Given the reality of male human nature, I can think of few cultural messages more destructive — more enabling for sexual predators — than the sexual-revolution ethics that urge indulgence, that often describe sexual relationships as the object of human interaction. It’s as if the sexual revolutionary looks at original sin and says, “Yes please.”
I know the sexual revolutionary objects to my critique. He rightly says that he doesn’t believe that “anything goes.” He erects moral walls against exploitation — the most prominent is consent. But if men fail (and they too often do) when the moral codes are more strict and the call to live a higher purpose is more pronounced, why do sexual revolutionaries believe men will fail less when the moral codes diminish and sexual freedom is considered part of their life’s purpose? Do they not see the linkage between handing out condoms by the armload — and celebrating “sex weeks” in college — and the number of women who feel used, abused, and exploited?
Much of the modern moral struggle is the war between entitlement and obligation. Raise a boy to live for himself, with a sense of entitlement, and he will often unleash that enormous inborn energy in the most destructive of ways. Raise a boy to live for others, with a sense of obligation, and that same energy can build a nation and sustain a culture. We can’t make a perfect world, but we do have a choice. Better or worse?

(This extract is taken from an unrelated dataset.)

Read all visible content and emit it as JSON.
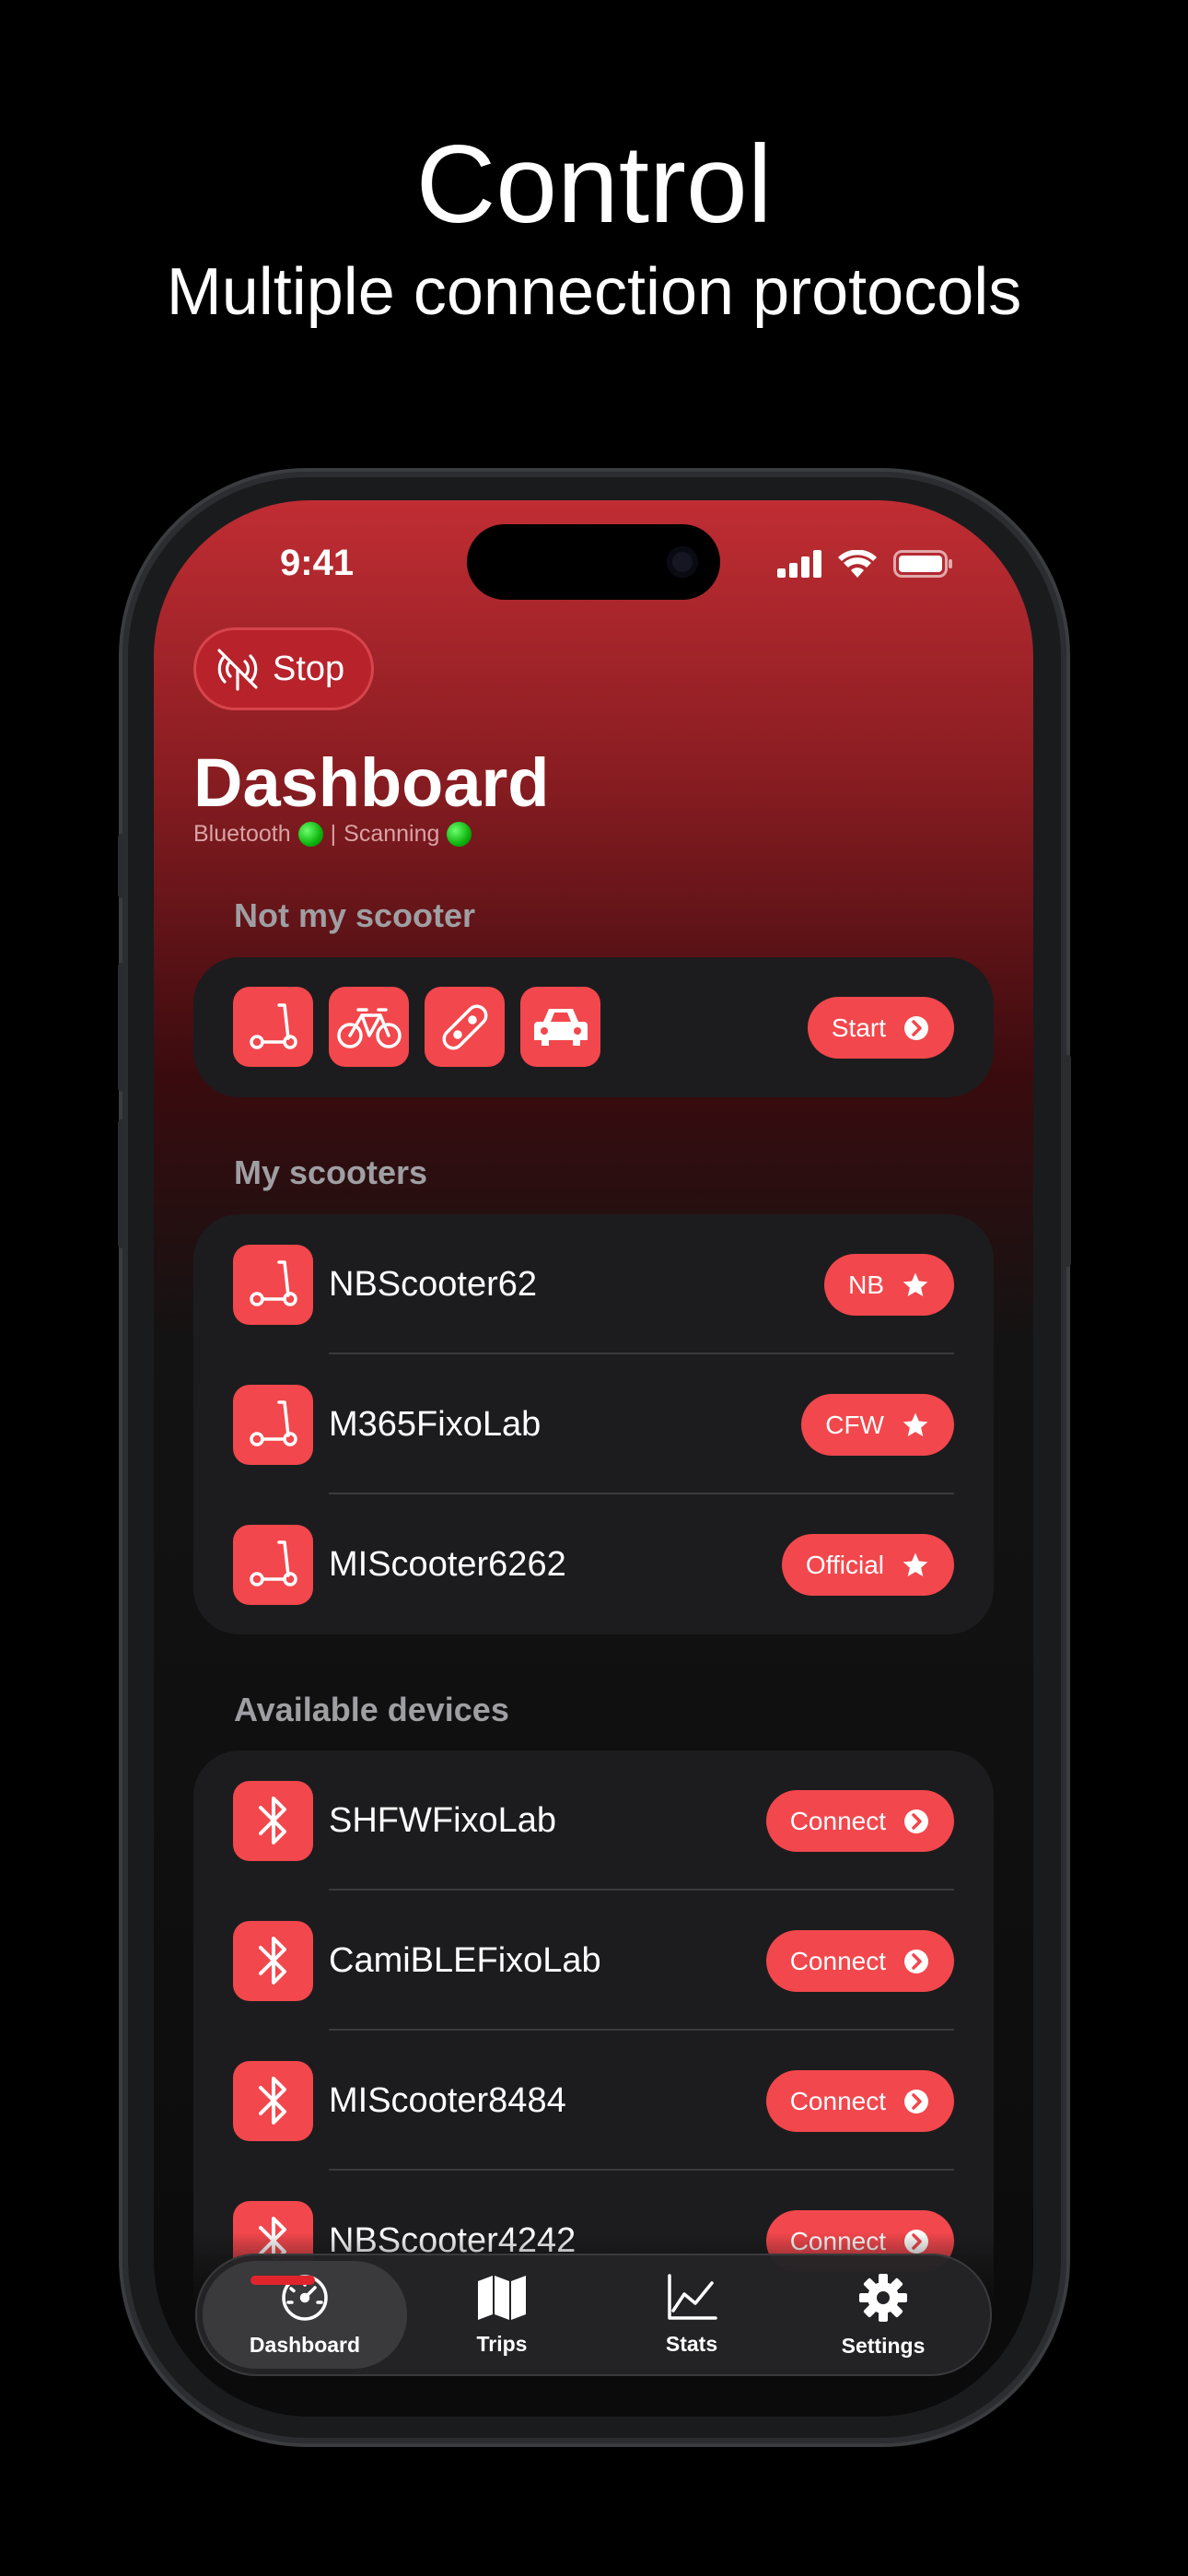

It’s time to recognize and respond to human nature, or — despite the best of intentions — we will continue to choose to be worse.
— David French is a senior writer for National Review, a senior fellow at the National Review Institute, and an attorney.